Jean Dieudonné, “Mathematics—The music of reason”, p. 26-27 (original title: “Pour l’ honneur de l’ esprit humain”)


By way of contrast, let us take one of the most fruitful theories of modern mathematics, the one known as ‘sheaf cohomology’. Thought of in 1946, it is more or less contemporary with the ‘double helix’ of molecular biology, and has led to progress of comparable magnitude. I should, however, be quite unable to explain in what this theory consists to someone who had not followed at least the first two years of a course in mathematics at a university. Even for an able student at this level, the explanation would take several hours; while to explain the way in which the theory is used would take a good deal more time still. This is because here we can no longer make use of explanatory diagrams; before we can get to the theory in question, we must have absorbed a dozen notions equally abstract: topologies, rings, modules, homomorphisms, e.t.c, none of which can be rendered in a ‘visual’ way”.

Jean Dieudonné, “Mathematics—The music of reason”, p. 8 (original title: “Pour l’ honneur de l’ esprit humain”)


 

“But a witty chess master once said that the difference between a master and a beginning chess player is that the beginner has everything clearly fixed in his mind, while to the master everything is a mystery”.

N. Ya. Vilenkin, “In search of infinity”, p. 89


At the end of the nineteenth century, not much more could be credited to exterior algebra, and Engel concluded his biography on a melancholy note, relegating Grassmann to the rank of unheeded prophet of what was then the fashion among mathematicians (and has remained as popular with present day physicists), the horrible ‘Vector analysis’, which we now see as a complete perversion of Grassmann’s best ideas. [Footnote:] It [“Vector analysis”] is limited to three dimensions, replaces bivectors by the awful ‘vector product’ and trivectors by the no less awful ‘mixed product’, notions linked to the Euclidean structure and which have no decent algebraic properties”.

Jean Dieudonné (1979): “The tragedy of Grassmann”, Linear and Multilinear Algebra, 8:1, 1-14


“Only the stubborn conservatism of academic tradition could freeze it [the Riemann integral] into a regular part of the curriculum, long after it had outlived its historical importance”.

Jean Dieudonné, “Foundations of Modern Analysis”, Ch. VIII.

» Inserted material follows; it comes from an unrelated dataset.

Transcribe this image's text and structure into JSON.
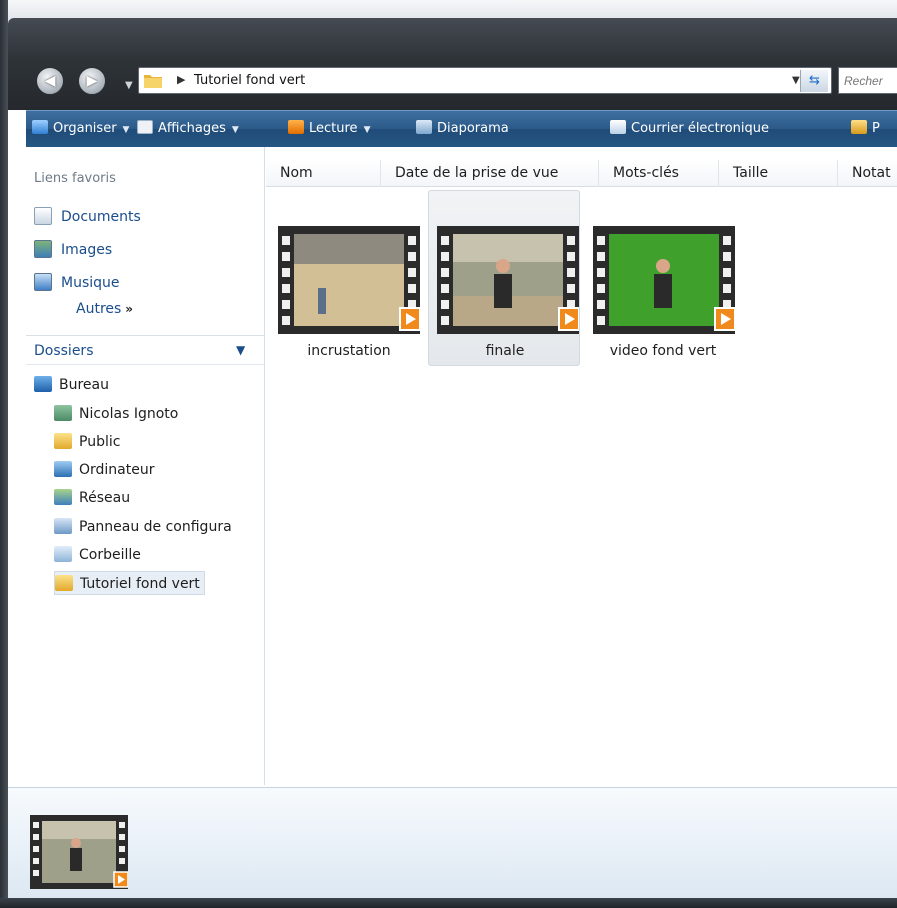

“Except for boolean algebra, there is no theory more universally employed in mathematics than linear algebra; and there is hardly any theory which is more elementary, in spite of the fact that generations of professors and textbook writers have obscured its simplicity by preposterous calculations with matrices”.

Jean Dieudonné, “Foundations of Modern Analysis”, Appendix. 

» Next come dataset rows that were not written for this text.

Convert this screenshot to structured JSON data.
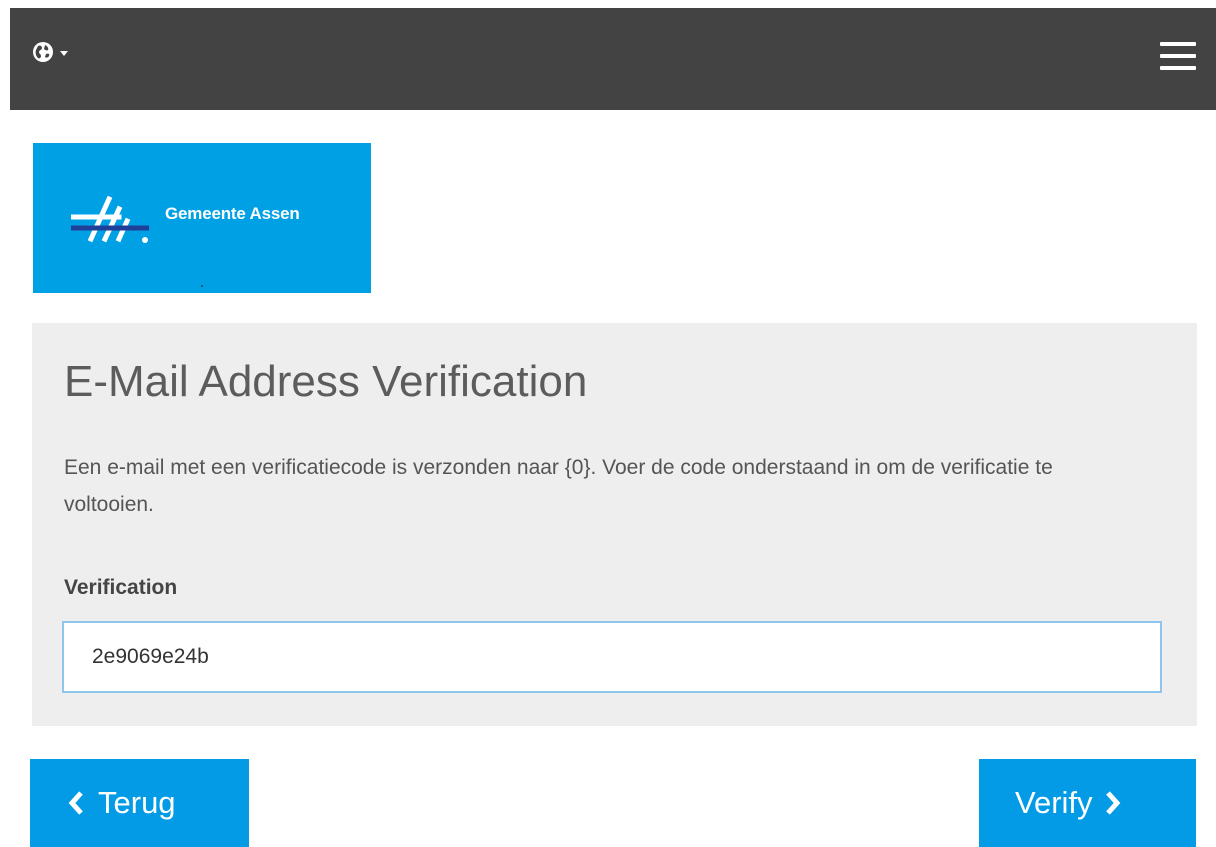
{
  "navbar": {
    "language_icon": "globe-icon",
    "language_caret_icon": "caret-down-icon",
    "menu_icon": "hamburger-menu-icon",
    "background_color": "#434343"
  },
  "logo": {
    "text": "Gemeente Assen",
    "background_color": "#00a0e4"
  },
  "form": {
    "title": "E-Mail Address Verification",
    "intro": "Een e-mail met een verificatiecode is verzonden naar {0}. Voer de code onderstaand in om de verificatie te voltooien.",
    "field_label": "Verification",
    "field_value": "2e9069e24b"
  },
  "actions": {
    "back_label": "Terug",
    "back_icon": "chevron-left-icon",
    "verify_label": "Verify",
    "verify_icon": "chevron-right-icon",
    "button_color": "#039be5"
  }
}
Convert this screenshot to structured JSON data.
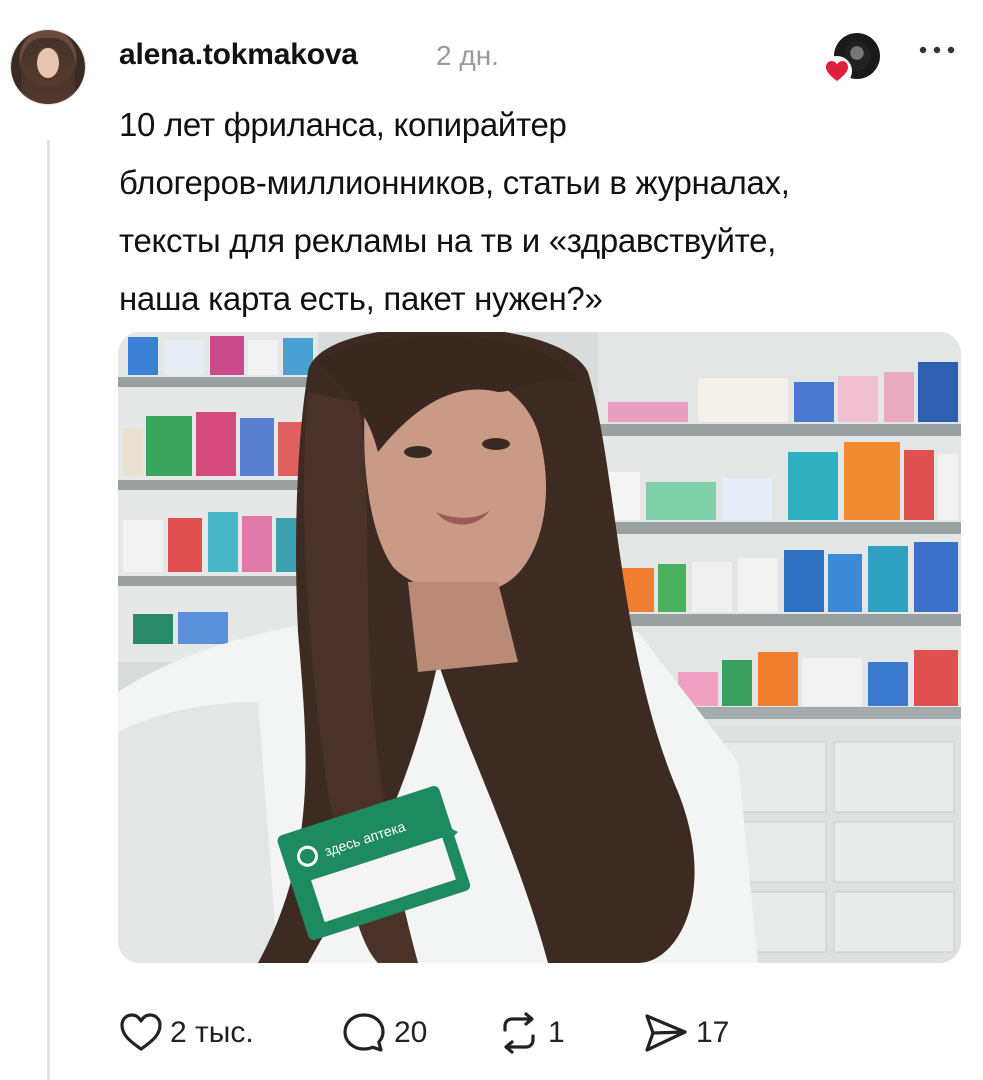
{
  "post": {
    "username": "alena.tokmakova",
    "time": "2 дн.",
    "text": "10 лет фриланса, копирайтер\nблогеров-миллионников, статьи в журналах,\nтексты для рекламы на тв и «здравствуйте,\nнаша карта есть, пакет нужен?»",
    "badge_text": "здесь аптека"
  },
  "actions": {
    "likes": "2 тыс.",
    "comments": "20",
    "reposts": "1",
    "shares": "17"
  },
  "colors": {
    "heart": "#e0203f",
    "thread_line": "#e3e3e3",
    "badge_green": "#1e8a5f"
  },
  "icons": {
    "like": "heart-outline-icon",
    "comment": "speech-bubble-icon",
    "repost": "repost-arrows-icon",
    "share": "paper-plane-icon",
    "more": "more-dots-icon",
    "liked": "heart-filled-icon"
  }
}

[…] Cartan objected. ‘Listen’, he told me, ‘you mustn’t try to work with these smooth functions with compact support, they’re monstrous’ “.

Laurent Schwartz, “A mathematician grappling with his century”, p. 229. 


“[…] les mathématiciens qui font de l’ abstraction pour l’ amour de l’ abstraction sont le plus souvent des médiocres”.

Jean Dieudonné, “Calcul infinitésimal”, p. 13. 

 

Advertisements